So once you get clear on what you want your gravel bike for, and for me, it’s pavement and gravel, not racing, not trails, then it’s time to get to the bike shops and test as many bikes as possible. Here’s where my Pro tip comes in handy. But first, I need you to understand that those size charts that the bike brands publish are not to be trusted. More often than not, the size charts put me on a 54. A size 54 bike. But on, say, the Trek Checkpoint, which has a long reach, I got on that bike, and I felt too stretched out, too Tour de France-y. And so I tried the 52, which felt better. So because I don’t ride a road bike, I needed a second opinion.
And finally, here’s the pro tip: when we’re at the Trek Store, I asked if the bike fitter was around, and they said no, he’s only in on Saturdays. So I went back on Saturday, and that’s when I met Ivan. I asked if he’d mind eyeballing me on both the 52 and the 54 Checkpoint and give me his expert opinion, and he said sure and proceeded to take us to the bike fit room, put the bike on the rollers, and told me to pedal. Before I got on, he guessed, “You’re a 54,” but after setting up the 52, he immediately said, “Oh no, you’re definitely a 52.” I know. Not only did it feel better, but I got an expert opinion to say, “Yes, that is your size.” And that’s my Pro tip: try to talk to a bike fitter at the bike shop, and if that person is not there, go back on the day that they are.
And as promised, let me share the top recommended bikes from my 50 plus Cycling group.
The hunt continues; we’ll keep you updated until we have a bike review. This is Sturgeon Lake, and this is Pigeon Lake, where we were this morning. And as you come through the locks and go this way to Fenelon, you’re on your way to Lake Huron. And if you’re coming down through the locks, you’re on your way to Lake Ontario, 31 locks away.

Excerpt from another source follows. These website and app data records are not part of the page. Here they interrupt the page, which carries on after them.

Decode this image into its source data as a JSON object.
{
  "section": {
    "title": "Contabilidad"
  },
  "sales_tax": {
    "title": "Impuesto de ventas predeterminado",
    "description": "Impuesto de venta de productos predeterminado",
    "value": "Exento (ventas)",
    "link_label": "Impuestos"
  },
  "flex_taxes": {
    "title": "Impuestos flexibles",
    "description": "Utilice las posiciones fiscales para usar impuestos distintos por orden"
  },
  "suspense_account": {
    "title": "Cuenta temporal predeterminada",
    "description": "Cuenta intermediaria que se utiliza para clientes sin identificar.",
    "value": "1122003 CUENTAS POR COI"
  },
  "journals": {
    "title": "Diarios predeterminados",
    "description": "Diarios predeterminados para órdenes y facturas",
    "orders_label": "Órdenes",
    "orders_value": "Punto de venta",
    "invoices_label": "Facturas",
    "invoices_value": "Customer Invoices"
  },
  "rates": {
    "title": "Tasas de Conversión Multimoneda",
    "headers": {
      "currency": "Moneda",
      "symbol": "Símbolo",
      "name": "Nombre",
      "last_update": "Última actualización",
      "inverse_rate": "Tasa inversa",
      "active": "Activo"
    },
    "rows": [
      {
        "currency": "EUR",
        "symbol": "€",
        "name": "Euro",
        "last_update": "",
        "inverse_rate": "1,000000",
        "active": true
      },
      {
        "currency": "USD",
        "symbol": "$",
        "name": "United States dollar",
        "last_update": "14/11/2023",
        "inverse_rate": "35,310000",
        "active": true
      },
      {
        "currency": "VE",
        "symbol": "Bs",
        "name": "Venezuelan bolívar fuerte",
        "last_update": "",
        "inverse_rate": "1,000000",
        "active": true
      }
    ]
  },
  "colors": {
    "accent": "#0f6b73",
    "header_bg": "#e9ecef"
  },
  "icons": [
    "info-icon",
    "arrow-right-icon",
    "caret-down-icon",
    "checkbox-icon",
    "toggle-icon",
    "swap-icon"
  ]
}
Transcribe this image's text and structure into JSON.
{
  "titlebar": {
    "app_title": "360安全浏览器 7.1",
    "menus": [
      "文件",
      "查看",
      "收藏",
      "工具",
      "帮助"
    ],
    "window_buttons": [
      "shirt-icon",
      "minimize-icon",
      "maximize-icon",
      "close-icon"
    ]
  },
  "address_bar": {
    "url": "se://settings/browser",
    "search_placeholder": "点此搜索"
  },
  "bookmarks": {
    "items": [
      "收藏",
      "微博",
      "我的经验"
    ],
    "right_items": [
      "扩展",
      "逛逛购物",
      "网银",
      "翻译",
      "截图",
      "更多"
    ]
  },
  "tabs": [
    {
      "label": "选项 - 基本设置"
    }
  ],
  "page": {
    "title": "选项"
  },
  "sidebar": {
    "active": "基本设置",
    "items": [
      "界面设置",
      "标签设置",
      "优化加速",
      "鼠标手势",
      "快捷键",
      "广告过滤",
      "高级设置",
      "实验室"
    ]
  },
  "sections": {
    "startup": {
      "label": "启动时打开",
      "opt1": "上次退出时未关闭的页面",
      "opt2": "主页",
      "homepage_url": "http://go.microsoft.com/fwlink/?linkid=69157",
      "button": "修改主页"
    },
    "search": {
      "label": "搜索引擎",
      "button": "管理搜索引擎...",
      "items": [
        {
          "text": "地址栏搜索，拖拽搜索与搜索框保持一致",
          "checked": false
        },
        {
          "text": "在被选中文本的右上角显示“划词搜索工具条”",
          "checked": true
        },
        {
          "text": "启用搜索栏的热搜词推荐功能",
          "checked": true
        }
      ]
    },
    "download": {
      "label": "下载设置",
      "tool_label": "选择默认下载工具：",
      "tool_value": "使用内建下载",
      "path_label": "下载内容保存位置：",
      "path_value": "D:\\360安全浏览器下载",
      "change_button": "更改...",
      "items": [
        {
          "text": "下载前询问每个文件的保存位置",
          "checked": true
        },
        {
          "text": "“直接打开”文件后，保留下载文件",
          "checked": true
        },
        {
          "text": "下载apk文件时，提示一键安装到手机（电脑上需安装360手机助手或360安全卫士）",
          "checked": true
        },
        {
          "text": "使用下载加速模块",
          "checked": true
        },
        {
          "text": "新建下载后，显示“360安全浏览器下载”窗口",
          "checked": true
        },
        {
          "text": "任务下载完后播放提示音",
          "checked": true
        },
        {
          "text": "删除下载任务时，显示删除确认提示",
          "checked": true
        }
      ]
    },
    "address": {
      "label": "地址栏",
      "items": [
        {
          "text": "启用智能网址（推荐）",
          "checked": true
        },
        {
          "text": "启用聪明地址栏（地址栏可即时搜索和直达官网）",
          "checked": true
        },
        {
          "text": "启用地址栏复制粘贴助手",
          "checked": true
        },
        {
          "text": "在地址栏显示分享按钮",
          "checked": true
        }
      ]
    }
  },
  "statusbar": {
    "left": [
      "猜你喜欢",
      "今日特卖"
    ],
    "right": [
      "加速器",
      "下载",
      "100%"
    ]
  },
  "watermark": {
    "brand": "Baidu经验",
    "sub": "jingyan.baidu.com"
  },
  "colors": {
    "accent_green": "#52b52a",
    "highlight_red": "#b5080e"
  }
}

Today, if you’d like more ride-along videos, make sure you hit the like button or leave us a comment. And keep your eye on the channels as the hunt for the perfect gravel bike continues. And finally, if you’d like to go on another ride with us, here you go.